For Dr Monica Nua-George, it’s a proverb from her homeland of Niue that inspires her at work and home.
“Fakataufata e mafiti he gutu mo e gahua he tau lima” which translates in English to “When you speak with authority, make sure you follow through with actions.”
“For me, this proverb applies to my everyday life as a doctor, a wife and a mother.”
Dr Nua-George, who is the clinical director at Etu Pasifika in Christchurch, moved to New Zealand from Niue when she was five years old.
She says it was fortunate that her parents retained the language and spoke Niuean in the home so she could grow up immersed in her culture and traditions.
“We maintained it in the home by being around our elders, going to church and saying our prayers in our language.”

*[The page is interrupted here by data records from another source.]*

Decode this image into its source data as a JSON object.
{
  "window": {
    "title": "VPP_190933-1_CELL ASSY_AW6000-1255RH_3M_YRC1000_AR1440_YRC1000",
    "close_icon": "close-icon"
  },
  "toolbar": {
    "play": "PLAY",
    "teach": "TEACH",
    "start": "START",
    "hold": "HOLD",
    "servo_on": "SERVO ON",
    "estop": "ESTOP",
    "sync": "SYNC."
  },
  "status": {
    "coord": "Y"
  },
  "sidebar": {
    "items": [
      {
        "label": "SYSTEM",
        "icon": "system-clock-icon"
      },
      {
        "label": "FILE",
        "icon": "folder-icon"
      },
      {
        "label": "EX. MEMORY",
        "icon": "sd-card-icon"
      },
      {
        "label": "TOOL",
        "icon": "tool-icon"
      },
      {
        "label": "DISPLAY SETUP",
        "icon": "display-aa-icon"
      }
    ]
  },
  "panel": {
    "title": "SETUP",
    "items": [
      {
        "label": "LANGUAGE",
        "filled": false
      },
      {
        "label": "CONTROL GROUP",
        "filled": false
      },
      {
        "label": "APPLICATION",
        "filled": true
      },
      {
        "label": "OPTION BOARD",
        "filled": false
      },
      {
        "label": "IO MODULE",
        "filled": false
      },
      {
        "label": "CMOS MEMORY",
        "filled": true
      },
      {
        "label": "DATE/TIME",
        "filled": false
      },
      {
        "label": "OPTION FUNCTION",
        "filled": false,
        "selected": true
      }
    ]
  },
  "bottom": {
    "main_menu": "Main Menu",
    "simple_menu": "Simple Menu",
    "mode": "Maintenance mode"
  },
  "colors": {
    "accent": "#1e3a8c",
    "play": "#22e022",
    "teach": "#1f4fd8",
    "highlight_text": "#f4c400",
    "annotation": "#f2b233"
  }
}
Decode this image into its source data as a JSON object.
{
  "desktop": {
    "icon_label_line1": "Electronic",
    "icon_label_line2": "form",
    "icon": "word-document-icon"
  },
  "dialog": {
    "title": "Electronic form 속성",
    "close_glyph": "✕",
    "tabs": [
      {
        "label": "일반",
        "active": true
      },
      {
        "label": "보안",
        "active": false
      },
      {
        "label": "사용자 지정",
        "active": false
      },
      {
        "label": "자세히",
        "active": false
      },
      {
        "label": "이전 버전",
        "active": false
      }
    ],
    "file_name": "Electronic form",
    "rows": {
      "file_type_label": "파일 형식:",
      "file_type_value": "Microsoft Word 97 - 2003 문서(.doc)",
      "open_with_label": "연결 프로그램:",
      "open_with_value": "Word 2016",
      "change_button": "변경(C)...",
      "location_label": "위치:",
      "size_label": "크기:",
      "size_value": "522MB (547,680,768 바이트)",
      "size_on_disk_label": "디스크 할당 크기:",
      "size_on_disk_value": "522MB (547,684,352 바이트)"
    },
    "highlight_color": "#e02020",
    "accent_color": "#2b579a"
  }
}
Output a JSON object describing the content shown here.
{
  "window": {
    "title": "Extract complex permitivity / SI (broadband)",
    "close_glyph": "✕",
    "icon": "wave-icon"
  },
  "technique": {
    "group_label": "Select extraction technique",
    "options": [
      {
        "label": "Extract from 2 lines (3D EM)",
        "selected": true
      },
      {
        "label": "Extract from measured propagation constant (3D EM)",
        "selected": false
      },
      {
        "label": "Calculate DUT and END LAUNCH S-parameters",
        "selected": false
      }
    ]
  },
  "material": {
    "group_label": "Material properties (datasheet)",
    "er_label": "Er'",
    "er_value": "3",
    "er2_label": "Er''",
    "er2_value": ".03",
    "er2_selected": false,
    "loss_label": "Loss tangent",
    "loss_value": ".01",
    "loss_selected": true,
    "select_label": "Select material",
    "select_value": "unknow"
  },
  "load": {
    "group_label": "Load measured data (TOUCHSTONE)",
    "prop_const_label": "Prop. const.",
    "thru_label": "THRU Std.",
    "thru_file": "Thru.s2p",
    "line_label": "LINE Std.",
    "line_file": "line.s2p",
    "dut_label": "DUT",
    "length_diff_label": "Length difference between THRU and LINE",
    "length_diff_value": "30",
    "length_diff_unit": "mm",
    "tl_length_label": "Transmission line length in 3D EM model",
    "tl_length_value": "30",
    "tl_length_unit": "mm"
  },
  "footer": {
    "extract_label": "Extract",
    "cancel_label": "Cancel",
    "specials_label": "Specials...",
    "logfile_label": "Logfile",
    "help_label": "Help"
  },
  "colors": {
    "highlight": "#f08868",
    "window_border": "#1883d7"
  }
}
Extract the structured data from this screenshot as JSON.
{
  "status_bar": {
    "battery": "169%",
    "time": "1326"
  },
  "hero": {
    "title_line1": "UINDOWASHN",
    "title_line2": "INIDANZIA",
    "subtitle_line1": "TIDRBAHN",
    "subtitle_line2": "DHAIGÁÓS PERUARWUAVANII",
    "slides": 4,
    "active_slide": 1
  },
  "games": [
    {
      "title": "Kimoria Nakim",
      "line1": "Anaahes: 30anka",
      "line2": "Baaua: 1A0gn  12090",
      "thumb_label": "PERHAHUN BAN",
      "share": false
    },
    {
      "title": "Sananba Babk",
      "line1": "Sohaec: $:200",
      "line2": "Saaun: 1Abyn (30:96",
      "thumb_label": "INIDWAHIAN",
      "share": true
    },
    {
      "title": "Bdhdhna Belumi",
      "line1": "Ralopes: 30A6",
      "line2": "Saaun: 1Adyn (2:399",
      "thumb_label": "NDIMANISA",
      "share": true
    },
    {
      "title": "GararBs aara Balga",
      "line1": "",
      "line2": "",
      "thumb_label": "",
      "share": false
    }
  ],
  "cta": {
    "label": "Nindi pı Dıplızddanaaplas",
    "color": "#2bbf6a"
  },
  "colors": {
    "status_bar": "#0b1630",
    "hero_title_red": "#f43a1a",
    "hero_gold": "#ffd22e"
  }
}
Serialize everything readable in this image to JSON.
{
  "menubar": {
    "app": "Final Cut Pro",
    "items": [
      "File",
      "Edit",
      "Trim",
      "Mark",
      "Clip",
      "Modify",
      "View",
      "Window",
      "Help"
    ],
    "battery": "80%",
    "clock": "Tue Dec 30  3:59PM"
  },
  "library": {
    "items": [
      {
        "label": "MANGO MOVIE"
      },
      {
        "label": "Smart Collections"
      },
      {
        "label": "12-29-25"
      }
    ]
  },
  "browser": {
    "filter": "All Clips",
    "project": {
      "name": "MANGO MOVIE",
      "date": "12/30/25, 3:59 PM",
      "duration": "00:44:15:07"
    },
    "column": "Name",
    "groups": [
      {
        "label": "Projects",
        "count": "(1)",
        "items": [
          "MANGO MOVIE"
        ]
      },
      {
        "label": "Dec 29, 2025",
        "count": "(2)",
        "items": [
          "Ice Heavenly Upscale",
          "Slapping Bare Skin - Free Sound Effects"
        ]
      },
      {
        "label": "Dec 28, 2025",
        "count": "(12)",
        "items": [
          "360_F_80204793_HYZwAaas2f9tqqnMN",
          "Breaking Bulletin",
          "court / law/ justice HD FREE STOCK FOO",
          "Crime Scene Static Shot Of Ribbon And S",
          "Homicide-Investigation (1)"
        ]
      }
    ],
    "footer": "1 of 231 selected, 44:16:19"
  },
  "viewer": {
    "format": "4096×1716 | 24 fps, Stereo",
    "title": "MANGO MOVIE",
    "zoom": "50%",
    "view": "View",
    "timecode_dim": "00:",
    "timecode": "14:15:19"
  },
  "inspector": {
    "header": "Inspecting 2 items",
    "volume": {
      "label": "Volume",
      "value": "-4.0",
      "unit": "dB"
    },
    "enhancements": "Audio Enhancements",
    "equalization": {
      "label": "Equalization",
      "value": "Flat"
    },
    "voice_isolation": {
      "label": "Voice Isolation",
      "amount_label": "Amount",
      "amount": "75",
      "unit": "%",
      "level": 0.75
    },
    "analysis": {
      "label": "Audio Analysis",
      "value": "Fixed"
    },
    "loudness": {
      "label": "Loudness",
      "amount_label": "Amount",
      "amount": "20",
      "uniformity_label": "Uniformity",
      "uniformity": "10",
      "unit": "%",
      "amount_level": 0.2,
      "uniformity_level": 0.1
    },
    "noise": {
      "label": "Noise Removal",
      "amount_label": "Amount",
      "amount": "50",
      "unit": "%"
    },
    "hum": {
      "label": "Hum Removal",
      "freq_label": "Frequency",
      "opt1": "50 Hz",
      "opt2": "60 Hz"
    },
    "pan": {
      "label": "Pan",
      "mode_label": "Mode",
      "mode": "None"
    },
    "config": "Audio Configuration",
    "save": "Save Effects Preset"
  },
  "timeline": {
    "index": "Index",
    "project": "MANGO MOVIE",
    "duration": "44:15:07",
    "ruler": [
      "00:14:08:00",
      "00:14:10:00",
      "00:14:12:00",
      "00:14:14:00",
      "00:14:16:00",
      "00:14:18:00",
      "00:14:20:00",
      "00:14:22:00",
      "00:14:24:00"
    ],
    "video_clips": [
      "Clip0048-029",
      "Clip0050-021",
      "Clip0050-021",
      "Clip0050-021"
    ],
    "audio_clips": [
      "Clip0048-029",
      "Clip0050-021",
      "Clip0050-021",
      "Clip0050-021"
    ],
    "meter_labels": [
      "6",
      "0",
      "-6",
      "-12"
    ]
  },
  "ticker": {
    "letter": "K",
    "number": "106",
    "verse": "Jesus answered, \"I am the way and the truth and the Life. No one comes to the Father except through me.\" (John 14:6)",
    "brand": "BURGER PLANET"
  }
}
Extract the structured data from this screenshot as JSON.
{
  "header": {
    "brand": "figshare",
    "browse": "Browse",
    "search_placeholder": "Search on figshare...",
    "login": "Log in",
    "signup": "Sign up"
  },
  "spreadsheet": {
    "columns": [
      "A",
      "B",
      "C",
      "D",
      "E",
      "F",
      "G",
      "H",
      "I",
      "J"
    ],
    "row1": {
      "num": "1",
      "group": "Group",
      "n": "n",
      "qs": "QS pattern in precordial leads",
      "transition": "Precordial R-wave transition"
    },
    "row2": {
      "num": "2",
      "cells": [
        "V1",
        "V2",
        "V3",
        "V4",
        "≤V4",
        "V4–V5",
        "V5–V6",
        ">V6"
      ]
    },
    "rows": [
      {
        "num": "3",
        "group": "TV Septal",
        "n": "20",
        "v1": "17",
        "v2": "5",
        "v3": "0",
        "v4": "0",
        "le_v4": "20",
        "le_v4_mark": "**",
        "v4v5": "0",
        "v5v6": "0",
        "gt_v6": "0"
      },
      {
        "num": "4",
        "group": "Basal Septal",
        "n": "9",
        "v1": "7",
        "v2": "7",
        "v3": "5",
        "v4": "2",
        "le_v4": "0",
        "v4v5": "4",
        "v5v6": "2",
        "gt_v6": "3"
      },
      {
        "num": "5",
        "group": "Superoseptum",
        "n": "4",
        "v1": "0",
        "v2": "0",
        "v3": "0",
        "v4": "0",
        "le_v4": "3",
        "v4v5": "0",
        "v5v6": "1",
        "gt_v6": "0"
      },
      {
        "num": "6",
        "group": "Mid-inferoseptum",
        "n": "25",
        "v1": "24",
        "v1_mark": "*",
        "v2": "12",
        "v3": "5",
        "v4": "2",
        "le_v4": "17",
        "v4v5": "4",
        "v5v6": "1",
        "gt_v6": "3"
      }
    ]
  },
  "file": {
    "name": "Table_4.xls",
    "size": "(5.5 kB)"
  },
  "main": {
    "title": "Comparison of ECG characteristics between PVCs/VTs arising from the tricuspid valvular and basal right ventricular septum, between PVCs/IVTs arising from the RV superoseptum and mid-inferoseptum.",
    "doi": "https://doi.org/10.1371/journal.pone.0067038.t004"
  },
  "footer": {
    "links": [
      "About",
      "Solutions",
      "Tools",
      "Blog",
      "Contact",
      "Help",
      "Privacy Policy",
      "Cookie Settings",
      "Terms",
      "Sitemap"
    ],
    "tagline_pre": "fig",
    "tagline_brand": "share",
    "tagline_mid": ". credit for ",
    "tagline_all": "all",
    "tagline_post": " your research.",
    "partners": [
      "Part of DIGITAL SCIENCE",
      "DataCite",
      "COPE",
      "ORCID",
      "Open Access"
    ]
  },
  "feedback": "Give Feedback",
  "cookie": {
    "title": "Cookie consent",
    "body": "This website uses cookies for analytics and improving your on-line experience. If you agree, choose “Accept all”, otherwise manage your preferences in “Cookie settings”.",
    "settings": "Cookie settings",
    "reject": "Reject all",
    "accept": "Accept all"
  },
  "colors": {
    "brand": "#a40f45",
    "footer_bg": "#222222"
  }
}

Unfortunately, Dr Nua-George says the Niuean language is not spoken as much today and she fears that it could be at threat.
She says celebrating Niuean Language Week throughout the country, is the perfect time to remind people of its value and why it is important the community practice Niuean cultural traditions.
“Having Niuean language week is a great platform to promote the language. It helps to identify us and reminds us that we should use it and invest resources to help the language thrive,”
Dr Nua-George has two young sons that she speaks Niuean to in her home and she encourages all families to speak the language – despite their level of competency.
“It’s about going back to the basics of our culture and language – using simple everyday words that we can speak to our children.”
She not only encourages speaking the language here in New Zealand but also retaining the traditions from Niue – like the hair cutting ceremony for young men.
“We had a haircutting ceremony for my son to continue our traditions.
I’ve had brothers who had their haircutting ceremonies. This was something that I wanted for my own sons to continue as a way of keeping them connected to our culture.”
Date: Tuesday 22 October 2020